The statistics are sobering. The Colon Cancer Coalition says 90 percent of colon cancers caught in late stages are not survivable. The good news is that 90 percent of cases caught early have positive outcomes. Colon cancer often doesn’t have any outward symptoms until it’s too late, so getting screened for colorectal cancer should be at the top of Iowans’ to-do lists. Testing for colorectal cancer through colonoscopy and other tests saves lives, but only if people get tested. To help raise awareness about the disease, Governor Branstad signed a proclamation last Thursday afternoon (March 13) naming March as Colorectal Cancer Awareness Month in Iowa.

Colorectal cancer starts as a tiny growth or ‘polyp’ in the colon or rectum that may become cancerous over time. Screening detects these polyps and allows them to be removed before turning into cancer. "Colorectal cancer is the second leading cause of cancer deaths in Iowa," said Gerd Clabaugh, Interim Director of the Iowa Department of Public Health. "This is a disease that often can be prevented through regular preventive screenings, which is why it is so important for Iowans to talk with their health care provider about being screened."

There are many screening options, so talk to your provider to see which method is right for you.

Who exactly should be screened?

· Men and women age 50 or older

· People younger than 50 with a personal or family history of polyp(s) or colorectal cancer

· If you have signs or symptoms of colorectal cancer; have Ulcerative Colitis, Crohn’s Disease, or Inflammatory Bowel Disease; or have changes in your stool habits.

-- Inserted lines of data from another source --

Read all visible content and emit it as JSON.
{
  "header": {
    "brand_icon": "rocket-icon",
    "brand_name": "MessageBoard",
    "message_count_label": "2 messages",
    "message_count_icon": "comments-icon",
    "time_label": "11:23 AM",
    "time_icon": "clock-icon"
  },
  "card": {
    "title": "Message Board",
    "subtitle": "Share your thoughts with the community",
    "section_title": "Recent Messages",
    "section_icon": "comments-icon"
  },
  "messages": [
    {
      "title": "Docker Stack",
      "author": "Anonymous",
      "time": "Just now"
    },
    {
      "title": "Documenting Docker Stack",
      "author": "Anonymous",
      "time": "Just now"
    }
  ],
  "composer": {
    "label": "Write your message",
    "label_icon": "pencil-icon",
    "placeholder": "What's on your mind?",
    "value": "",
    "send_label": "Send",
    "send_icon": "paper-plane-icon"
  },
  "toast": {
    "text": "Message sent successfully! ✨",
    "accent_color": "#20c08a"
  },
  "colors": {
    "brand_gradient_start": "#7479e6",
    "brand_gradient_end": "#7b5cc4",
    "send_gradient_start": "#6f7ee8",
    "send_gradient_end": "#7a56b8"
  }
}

For more information about risk factors, screening and resources about colorectal cancer, visit and